Your assignment
A line qualifies if it holds the string "subtitle". Copy every qualifying line from the records.

(Element data from apps and pages)
•••

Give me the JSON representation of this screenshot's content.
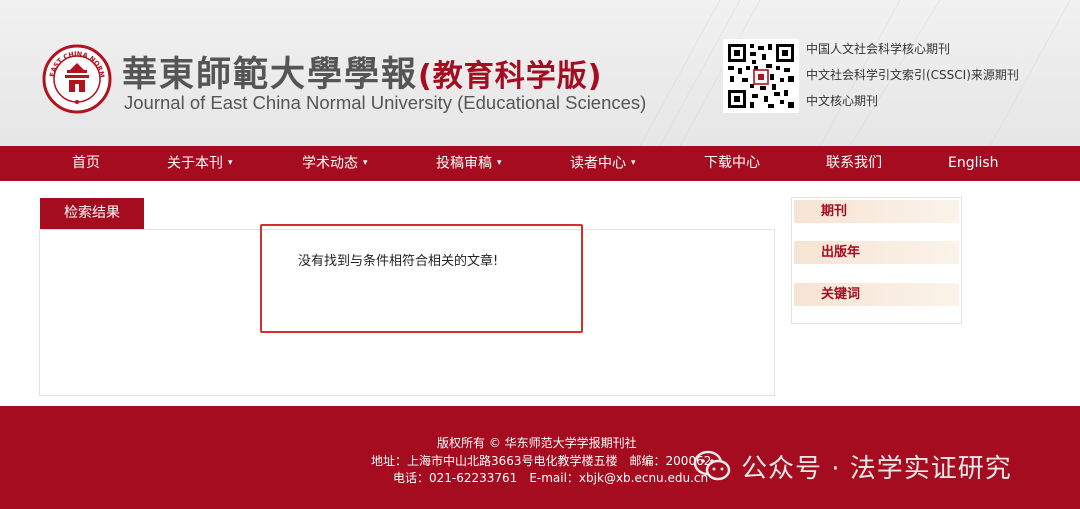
{
  "header": {
    "title_cn": "華東師範大學學報",
    "edition_cn": "(教育科学版)",
    "title_en": "Journal of East China Normal University (Educational Sciences)",
    "seal_text": "EAST CHINA NORMAL UNIVERSITY",
    "badges": [
      "中国人文社会科学核心期刊",
      "中文社会科学引文索引(CSSCI)来源期刊",
      "中文核心期刊"
    ]
  },
  "nav": {
    "items": [
      {
        "label": "首页",
        "caret": ""
      },
      {
        "label": "关于本刊",
        "caret": "▾"
      },
      {
        "label": "学术动态",
        "caret": "▾"
      },
      {
        "label": "投稿审稿",
        "caret": "▾"
      },
      {
        "label": "读者中心",
        "caret": "▾"
      },
      {
        "label": "下载中心",
        "caret": ""
      },
      {
        "label": "联系我们",
        "caret": ""
      },
      {
        "label": "English",
        "caret": ""
      }
    ]
  },
  "main": {
    "tab_label": "检索结果",
    "no_result_message": "没有找到与条件相符合相关的文章!"
  },
  "sidebar": {
    "items": [
      "期刊",
      "出版年",
      "关键词"
    ]
  },
  "footer": {
    "copyright": "版权所有 © 华东师范大学学报期刊社",
    "address": "地址：上海市中山北路3663号电化教学楼五楼　邮编：200062",
    "contact": "电话：021-62233761　E-mail：xbjk@xb.ecnu.edu.cn"
  },
  "watermark": {
    "text": "公众号 · 法学实证研究"
  },
  "colors": {
    "brand_red": "#a50c1f",
    "highlight_red": "#d82e2e"
  }
}
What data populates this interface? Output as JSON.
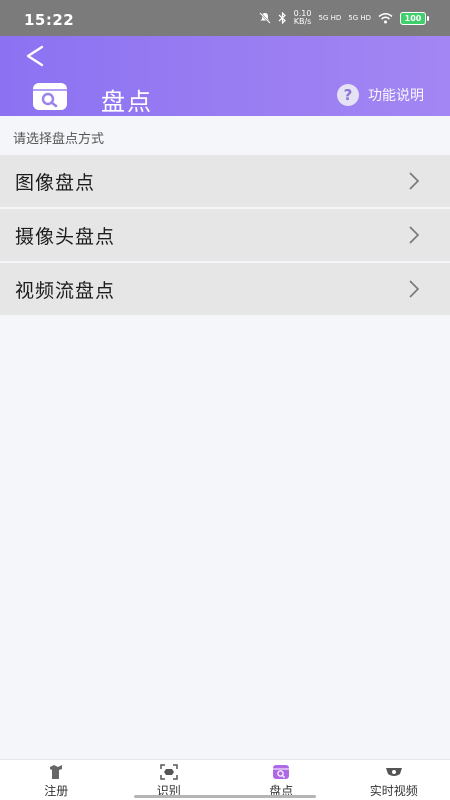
{
  "status_bar": {
    "time": "15:22",
    "net_speed_value": "0.10",
    "net_speed_unit": "KB/s",
    "signal_1": "5G HD",
    "signal_2": "5G HD",
    "battery": "100"
  },
  "header": {
    "title": "盘点",
    "help_label": "功能说明",
    "help_icon_char": "?"
  },
  "subtitle": "请选择盘点方式",
  "menu": [
    {
      "label": "图像盘点"
    },
    {
      "label": "摄像头盘点"
    },
    {
      "label": "视频流盘点"
    }
  ],
  "tabbar": [
    {
      "label": "注册",
      "icon": "register-icon"
    },
    {
      "label": "识别",
      "icon": "scan-icon"
    },
    {
      "label": "盘点",
      "icon": "inventory-icon"
    },
    {
      "label": "实时视频",
      "icon": "camera-icon"
    }
  ],
  "colors": {
    "header_start": "#8c72f2",
    "header_end": "#a386f3",
    "accent": "#b069e6",
    "menu_bg": "#e6e6e6"
  }
}
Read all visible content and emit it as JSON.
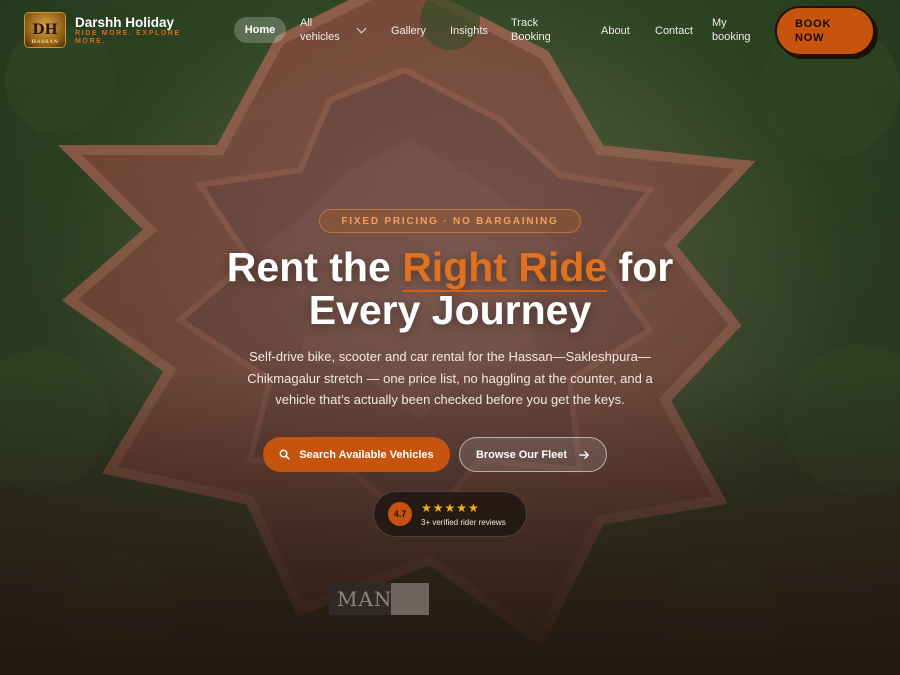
{
  "brand": {
    "logo_text": "DH",
    "logo_subtext": "HASSAN",
    "name": "Darshh Holiday",
    "tagline": "RIDE MORE. EXPLORE MORE."
  },
  "nav": {
    "items": [
      {
        "label": "Home",
        "active": true
      },
      {
        "label": "All vehicles",
        "has_dropdown": true
      },
      {
        "label": "Gallery"
      },
      {
        "label": "Insights"
      },
      {
        "label": "Track Booking"
      },
      {
        "label": "About"
      },
      {
        "label": "Contact"
      },
      {
        "label": "My booking"
      }
    ],
    "cta": "BOOK NOW"
  },
  "hero": {
    "pill": "FIXED PRICING · NO BARGAINING",
    "headline_before": "Rent the ",
    "headline_accent": "Right Ride",
    "headline_after": " for",
    "headline_line2": "Every Journey",
    "subtitle": "Self-drive bike, scooter and car rental for the Hassan—Sakleshpura—Chikmagalur stretch — one price list, no haggling at the counter, and a vehicle that’s actually been checked before you get the keys.",
    "primary_cta": "Search Available Vehicles",
    "secondary_cta": "Browse Our Fleet"
  },
  "rating": {
    "score": "4.7",
    "stars": "★★★★★",
    "caption": "3+ verified rider reviews"
  },
  "overlay_text": "MAN",
  "colors": {
    "accent": "#c7540e",
    "accent_text": "#e0711f",
    "star": "#f3b11c"
  },
  "icons": {
    "search": "search-icon",
    "arrow": "arrow-right-icon",
    "dropdown": "chevron-down-icon"
  }
}
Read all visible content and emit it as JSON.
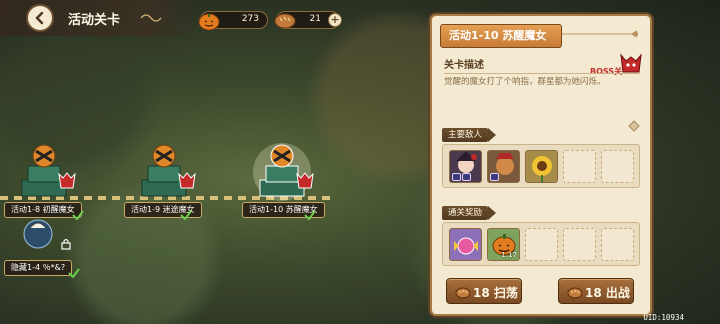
{
  "header": {
    "title": "活动关卡",
    "resources": [
      {
        "icon": "pumpkin-icon",
        "value": "273"
      },
      {
        "icon": "bread-icon",
        "value": "21"
      }
    ]
  },
  "map": {
    "stages": [
      {
        "label": "活动1-8 初醒魔女",
        "cleared": true
      },
      {
        "label": "活动1-9 迷途魔女",
        "cleared": true
      },
      {
        "label": "活动1-10 苏醒魔女",
        "cleared": true,
        "selected": true
      }
    ],
    "hidden_stage": {
      "label": "隐藏1-4 ％*&?"
    }
  },
  "panel": {
    "title": "活动1-10 苏醒魔女",
    "description_label": "关卡描述",
    "boss_label": "BOSS关",
    "description": "觉醒的魔女打了个响指，群星都为她闪烁。",
    "enemies_label": "主要敌人",
    "rewards_label": "通关奖励",
    "rewards": [
      {
        "icon": "candy-icon",
        "count": ""
      },
      {
        "icon": "pumpkin-icon",
        "count": "1.17"
      }
    ],
    "sweep_button": "18 扫荡",
    "battle_button": "18 出战"
  },
  "uid": "UID:10934",
  "colors": {
    "accent": "#c87b36",
    "panel_bg": "#f4ead2",
    "boss_red": "#c42a2a"
  }
}
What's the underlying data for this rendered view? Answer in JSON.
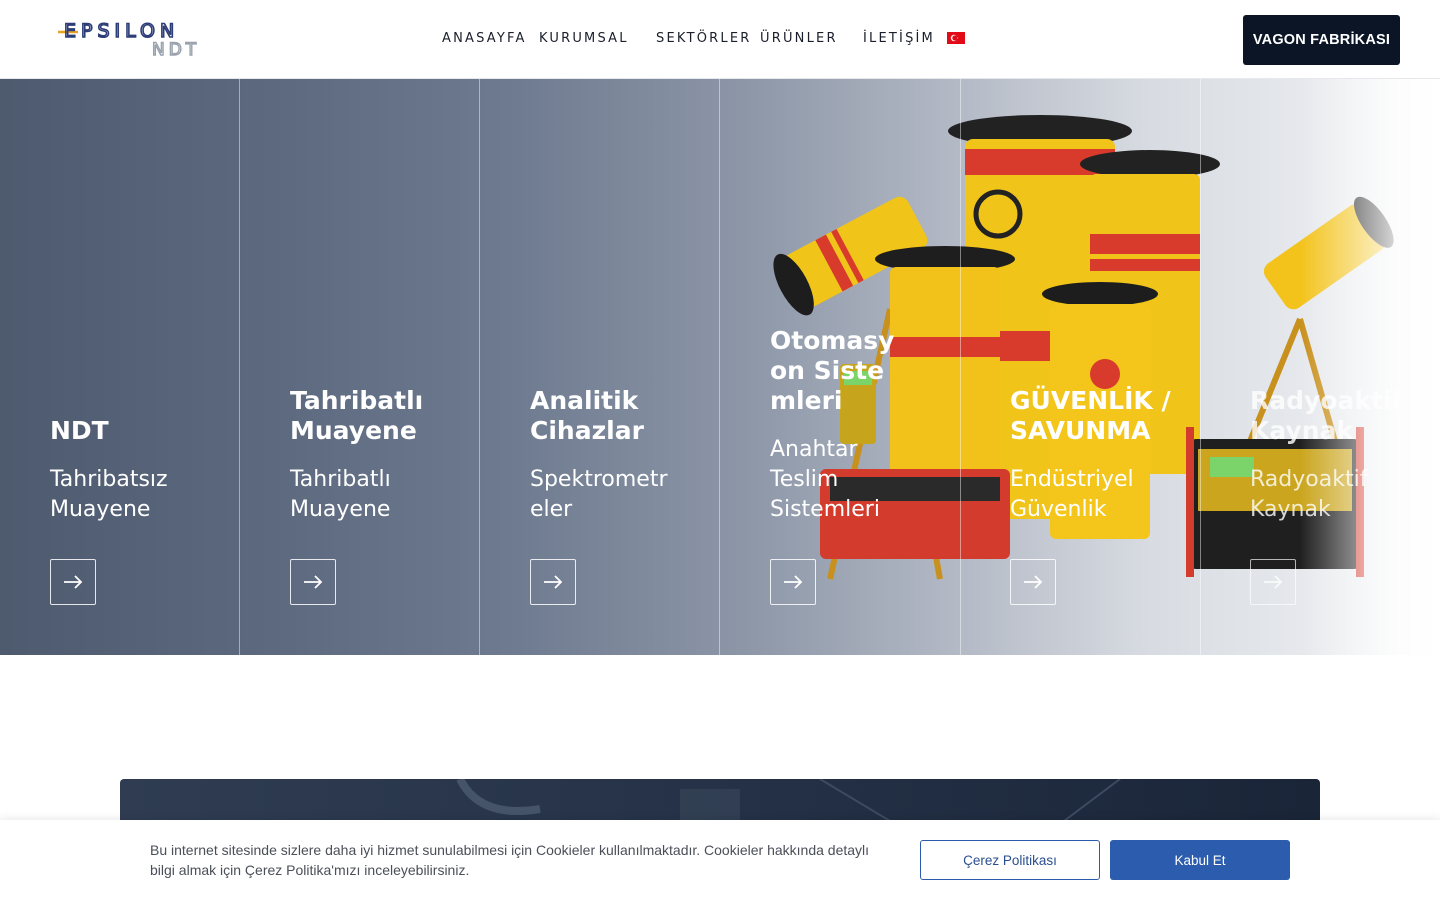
{
  "header": {
    "logo_top": "EPSILON",
    "logo_bottom": "NDT",
    "nav": [
      "ANASAYFA",
      "KURUMSAL",
      "SEKTÖRLER",
      "ÜRÜNLER",
      "İLETİŞİM"
    ],
    "language_flag": "turkey-flag-icon",
    "cta_label": "VAGON FABRİKASI"
  },
  "hero": {
    "columns": [
      {
        "title": "NDT",
        "subtitle": "Tahribatsız Muayene"
      },
      {
        "title": "Tahribatlı Muayene",
        "subtitle": "Tahribatlı Muayene"
      },
      {
        "title": "Analitik Cihazlar",
        "subtitle": "Spektrometreler"
      },
      {
        "title": "Otomasyon Sistemleri",
        "subtitle": "Anahtar Teslim Sistemleri"
      },
      {
        "title": "GÜVENLİK / SAVUNMA",
        "subtitle": "Endüstriyel Güvenlik"
      },
      {
        "title": "Radyoaktif Kaynak",
        "subtitle": "Radyoaktif Kaynak"
      }
    ],
    "arrow_icon": "arrow-right-icon"
  },
  "cookie": {
    "text": "Bu internet sitesinde sizlere daha iyi hizmet sunulabilmesi için Cookieler kullanılmaktadır. Cookieler hakkında detaylı bilgi almak için Çerez Politika'mızı inceleyebilirsiniz.",
    "policy_label": "Çerez Politikası",
    "accept_label": "Kabul Et"
  },
  "colors": {
    "brand_dark": "#0b1526",
    "accent_blue": "#2b5cad",
    "logo_orange": "#e8a21d"
  }
}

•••

Reply to the task
  "subtitle": "请选择盘点方式",
    "subtitle": "Self-drive bike, scooter and car rental for the Hassan—Sakleshpura—Chikmagalur stretch — one price list, no haggling at the counter, and a vehicle that’s actually been checked before you get the keys.",
        "subtitle": "Tahribatsız Muayene"
        "subtitle": "Tahribatlı Muayene"
        "subtitle": "Spektrometreler"
        "subtitle": "Anahtar Teslim Sistemleri"
        "subtitle": "Endüstriyel Güvenlik"
        "subtitle": "Radyoaktif Kaynak"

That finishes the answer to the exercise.